This fall being an artist has been about sitting in my comfortable chair by the window drawing monkey fur. I started work on a series of drawings about monkeys recently and the way I'm drawing them is so labor intensive that by the time Thom gets home and asks what I've been doing I find that I can honestly say, "Oh, drawing monkey tail all day." I love the way these drawings are coming out, though. There are two of them in the show at Moti Hasson gallery and I've just posted one on my website.
My favorite monkey subjects are these truly beautiful monkeys called Langours. There's a lady langour at the Philadelphia zoo who is so gorgeous she makes people shut up when they see her. (This is unusual. People are loud at the zoo.) The sign on her cage says that she is the dominant female of her troop of monkeys and explains that Langours are not lazy, that they digest their food by lying together in a heap. Which is what they are usually doing. Langours have a compellingly human quality that makes them fascinating to watch. They are gentle with each other, and they react to being stared at in a way that seems personal. Langours seem to be keeping their dignity intact.
I'm going to try to finish up another monkey drawing today, and then tomorrow I'm going to start a huge piece I'm making for the Philadelphia Airport's exhibition program.

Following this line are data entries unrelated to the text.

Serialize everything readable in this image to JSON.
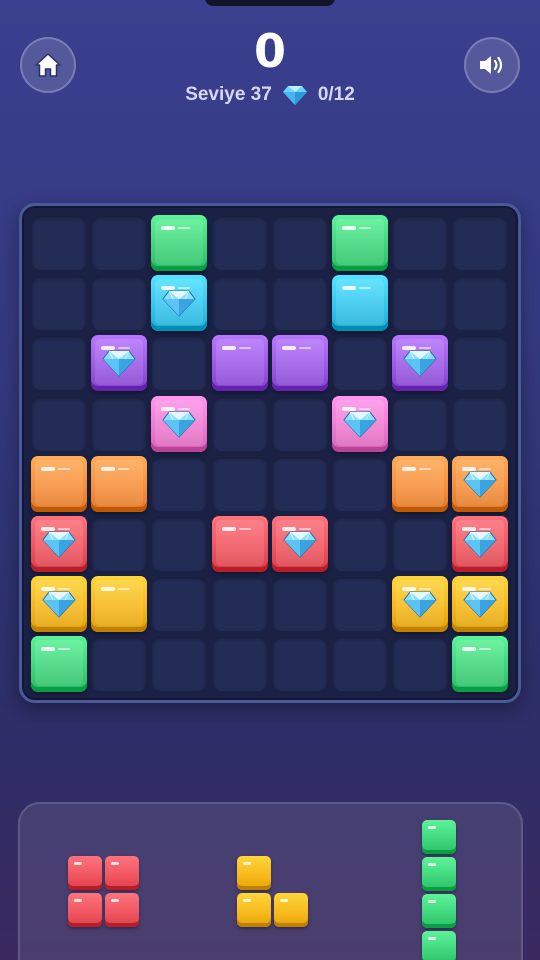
{
  "header": {
    "score": "0",
    "level_label": "Seviye 37",
    "gem_progress": "0/12",
    "home_icon": "home-icon",
    "sound_icon": "speaker-icon"
  },
  "colors": {
    "green": "#3fd67b",
    "cyan": "#35c6ee",
    "purple": "#9b59e6",
    "pink": "#f07ad0",
    "orange": "#f78f3b",
    "red": "#f0555f",
    "yellow": "#f7b81c"
  },
  "board": {
    "size": 8,
    "grid": [
      [
        "",
        "",
        "green",
        "",
        "",
        "green",
        "",
        ""
      ],
      [
        "",
        "",
        "cyan*",
        "",
        "",
        "cyan",
        "",
        ""
      ],
      [
        "",
        "purple*",
        "",
        "purple",
        "purple",
        "",
        "purple*",
        ""
      ],
      [
        "",
        "",
        "pink*",
        "",
        "",
        "pink*",
        "",
        ""
      ],
      [
        "orange",
        "orange",
        "",
        "",
        "",
        "",
        "orange",
        "orange*"
      ],
      [
        "red*",
        "",
        "",
        "red",
        "red*",
        "",
        "",
        "red*"
      ],
      [
        "yellow*",
        "yellow",
        "",
        "",
        "",
        "",
        "yellow*",
        "yellow*"
      ],
      [
        "green",
        "",
        "",
        "",
        "",
        "",
        "",
        "green"
      ]
    ],
    "legend": "* = block contains a diamond gem"
  },
  "tray": {
    "pieces": [
      {
        "color": "red",
        "cells": [
          [
            0,
            0
          ],
          [
            1,
            0
          ],
          [
            0,
            1
          ],
          [
            1,
            1
          ]
        ]
      },
      {
        "color": "yellow",
        "cells": [
          [
            0,
            0
          ],
          [
            0,
            1
          ],
          [
            1,
            1
          ]
        ]
      },
      {
        "color": "green",
        "cells": [
          [
            0,
            0
          ],
          [
            0,
            1
          ],
          [
            0,
            2
          ],
          [
            0,
            3
          ]
        ]
      }
    ]
  }
}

It's going to be 48 feet long. I'm making it in 12' sections that will be joined together to make one long narrative in Terminal F. The piece will be hung in a long corridor, and I'm going to try to incorporate a narrative structure that flows over the length of the piece so that people get a sense of plot as they walk along the concourse beside the painting. The trick is going to be trying to make it work from each end.
(Groups of monkeys are called troops, it turns out, or cartloads. Which is confusing. Could I say that there is a cartload of langours in a tree? At least I'm not talking about apes, though. A group of apes is called a shrewdness. Look at this list if you really want to explore the oddness of the way English language speakers experience the natural world.